Caveat: At the end of each interview segment, Nadelberg—who, if you close your eyes, sounds striking like Ira Glass at times—does get briefly sentimental, picking a photo from their box and asking them what they’d say to that version of themselves if they had the chance. Yeah, it’s kind of a Barbara-Walters-y question, but given all of the reminiscing that’s preceded it, you can’t say it hasn’t been earned.  The Mortified Sessions may not be the deepest thing on the Sundance Channel, but based on these first two episodes, it’s certainly one of the most entertaining.

To bring things full circle to close, I can’t resist offering up a quick list of a couple of things I’d feel obliged to bring up if I was invited onto the show.

  • My earliest published work was an ode to Wildcat Video, an arcade in Chesapeake, Virginia. It was published as part of the arcade’s ad in one of my junior high yearbooks. Representative couplet: “While your mom’s out shopping, spend a quarter or two / ‘Cause video games are the thing to do.” Yes, it’s awful.
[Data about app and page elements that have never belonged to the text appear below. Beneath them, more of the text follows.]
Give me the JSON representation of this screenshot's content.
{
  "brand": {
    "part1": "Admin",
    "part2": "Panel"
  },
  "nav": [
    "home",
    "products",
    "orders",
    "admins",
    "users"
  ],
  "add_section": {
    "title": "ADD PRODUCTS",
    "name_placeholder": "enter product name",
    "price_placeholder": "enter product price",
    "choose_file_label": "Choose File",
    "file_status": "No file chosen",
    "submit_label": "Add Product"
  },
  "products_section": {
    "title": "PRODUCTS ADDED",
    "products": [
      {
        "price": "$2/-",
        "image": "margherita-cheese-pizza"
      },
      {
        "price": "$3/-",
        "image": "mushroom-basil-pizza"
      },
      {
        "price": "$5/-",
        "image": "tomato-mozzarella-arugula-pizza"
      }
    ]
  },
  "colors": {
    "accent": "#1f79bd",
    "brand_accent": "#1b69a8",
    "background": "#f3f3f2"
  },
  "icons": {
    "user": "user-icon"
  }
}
But I still pulled $20 in quarters for my efforts. That’s a lot of games of Joust, my friend.
  • Norfolk television station WTVZ used a rotating group of high school students as amateur newscasters on a short segment called Report Card. I was one of them. One of my stories was about “Weird Al” Yankovic, a fact which tells you pretty much everything you need to know about my success on the dating circuit circa 1984 – 1987.
  • I spent the early part of my high school years unknowingly participating in an elaborate ongoing joke amongst my peers where, whenever I ran for class office and stood at the podium to give my election speech, they would give me a rousing standing ovation. They thought it was funny. I thought it was awesome…until I realized it was a joke, something I probably should’ve realized sooner, given that I kept losing the elections.

Go on, you know you want to offer a few of your own in the comments…